A New Kiosk for Air Security, as Registered Traveler Moves Forward

The much anticipated Registered Traveler program just moved a little further along. The program, which allows travelers to pay extra money to go through screening faster than other travelers by pre-registering themselves with a DHS background check and biometric and identity information on file, has been in a pilot process as technology and policy for its management was created.

On Friday it was clear that progress had indeed been made, as the Transportation Security Administration announced that it is setting an annual fee of $28 to handle background checks for Registered Traveler participants.

As if that wasn't progress enough for the program, GE Security today unveiled a new technology kiosk that could be used as part of the program.

The company's technology launch was that of its Secure Registered Traveler (SRT) kiosk, which it was unveiling at the National Safe Skies Alliance Symposium in Washington, D.C. The kiosk had been tested as part of the Verified's Clear program, one of a few private businesses that provide the Registered Traveler services.

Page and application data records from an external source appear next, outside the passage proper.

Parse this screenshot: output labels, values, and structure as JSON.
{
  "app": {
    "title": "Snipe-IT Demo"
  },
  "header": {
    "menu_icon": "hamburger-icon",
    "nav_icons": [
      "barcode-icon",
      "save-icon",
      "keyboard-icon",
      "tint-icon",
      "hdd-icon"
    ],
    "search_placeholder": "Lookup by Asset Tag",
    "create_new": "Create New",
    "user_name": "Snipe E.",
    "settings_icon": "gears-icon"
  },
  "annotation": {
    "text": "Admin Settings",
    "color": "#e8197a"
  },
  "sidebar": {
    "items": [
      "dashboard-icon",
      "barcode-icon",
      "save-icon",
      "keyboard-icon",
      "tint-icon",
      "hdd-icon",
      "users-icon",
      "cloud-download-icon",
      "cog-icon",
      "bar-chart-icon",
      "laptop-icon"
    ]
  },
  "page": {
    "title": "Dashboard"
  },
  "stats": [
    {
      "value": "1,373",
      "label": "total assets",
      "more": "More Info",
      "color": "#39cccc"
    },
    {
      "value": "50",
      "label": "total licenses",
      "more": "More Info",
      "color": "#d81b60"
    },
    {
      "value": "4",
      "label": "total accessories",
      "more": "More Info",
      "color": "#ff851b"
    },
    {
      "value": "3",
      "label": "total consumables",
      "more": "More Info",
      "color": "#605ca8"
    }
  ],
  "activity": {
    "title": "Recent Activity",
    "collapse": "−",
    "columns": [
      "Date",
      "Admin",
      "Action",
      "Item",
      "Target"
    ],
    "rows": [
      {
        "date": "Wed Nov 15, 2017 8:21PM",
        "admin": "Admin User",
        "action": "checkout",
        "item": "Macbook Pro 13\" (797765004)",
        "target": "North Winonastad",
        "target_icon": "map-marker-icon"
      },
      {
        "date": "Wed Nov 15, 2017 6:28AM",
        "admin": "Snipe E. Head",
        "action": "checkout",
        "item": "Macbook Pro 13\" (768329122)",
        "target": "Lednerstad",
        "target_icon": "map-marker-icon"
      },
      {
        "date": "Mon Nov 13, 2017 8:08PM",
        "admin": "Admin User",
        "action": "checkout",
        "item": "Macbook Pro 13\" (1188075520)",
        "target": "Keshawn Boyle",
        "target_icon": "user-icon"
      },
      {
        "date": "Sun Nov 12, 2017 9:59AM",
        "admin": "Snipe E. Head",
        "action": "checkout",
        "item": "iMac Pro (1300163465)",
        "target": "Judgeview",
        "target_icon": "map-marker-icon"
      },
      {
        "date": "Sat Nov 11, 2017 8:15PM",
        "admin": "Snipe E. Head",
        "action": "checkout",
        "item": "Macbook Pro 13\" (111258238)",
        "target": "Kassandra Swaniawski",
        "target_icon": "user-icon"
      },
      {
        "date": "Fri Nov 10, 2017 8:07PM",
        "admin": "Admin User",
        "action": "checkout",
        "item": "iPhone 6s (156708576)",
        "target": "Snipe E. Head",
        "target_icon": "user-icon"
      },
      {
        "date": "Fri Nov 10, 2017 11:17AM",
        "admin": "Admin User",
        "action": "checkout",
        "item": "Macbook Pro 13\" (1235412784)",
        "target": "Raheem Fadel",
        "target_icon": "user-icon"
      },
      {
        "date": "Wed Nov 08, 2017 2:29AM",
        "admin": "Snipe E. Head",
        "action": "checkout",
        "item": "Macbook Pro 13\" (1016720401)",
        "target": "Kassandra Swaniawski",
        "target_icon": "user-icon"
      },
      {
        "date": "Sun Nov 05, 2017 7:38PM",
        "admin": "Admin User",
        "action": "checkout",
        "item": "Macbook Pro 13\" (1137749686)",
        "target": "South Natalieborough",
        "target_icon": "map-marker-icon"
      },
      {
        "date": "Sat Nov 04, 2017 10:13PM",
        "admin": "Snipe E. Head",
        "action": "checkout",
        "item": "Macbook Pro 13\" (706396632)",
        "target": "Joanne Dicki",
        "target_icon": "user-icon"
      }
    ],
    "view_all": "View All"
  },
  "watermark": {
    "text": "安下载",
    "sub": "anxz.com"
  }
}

Clear, the only one currently TSA approved -- though many others are close behind in the process to become TSA approved -- currently has 32,000 customers registered who pay roughly $100 per year for the privilege to move more quickly through security.

The technology behind the GE kiosk is part of the cutting edge. The SRT kiosk integrates trace explosives detection and quadrupole-based explosives detection with biometrics identification. It checks not only the person, but also their shoes for threats. The kiosk was demonstrated with an iris reader that looked to be made by Panasonic.

The Clear program, of which GE is a major investor, is likely to deploy the SRT kiosks at its lanes in Orlando, JFK airport in NYC, Indianapolis International, Cincinnati International and San Jose International Airport.

GE has quietly been making strides in air security. It has developed a system for testing shoes for explosives (while on the person), and at the San Francisco airport, has been developing a unified security threat check station that could process humans and baggage. It's "Puffer" device (the device is more properly known as the EntryScan) has seen fairly wide deployment in pilot tests at some U.S. airports, as has its direct competition, the Sentinel II from Smith's Detection.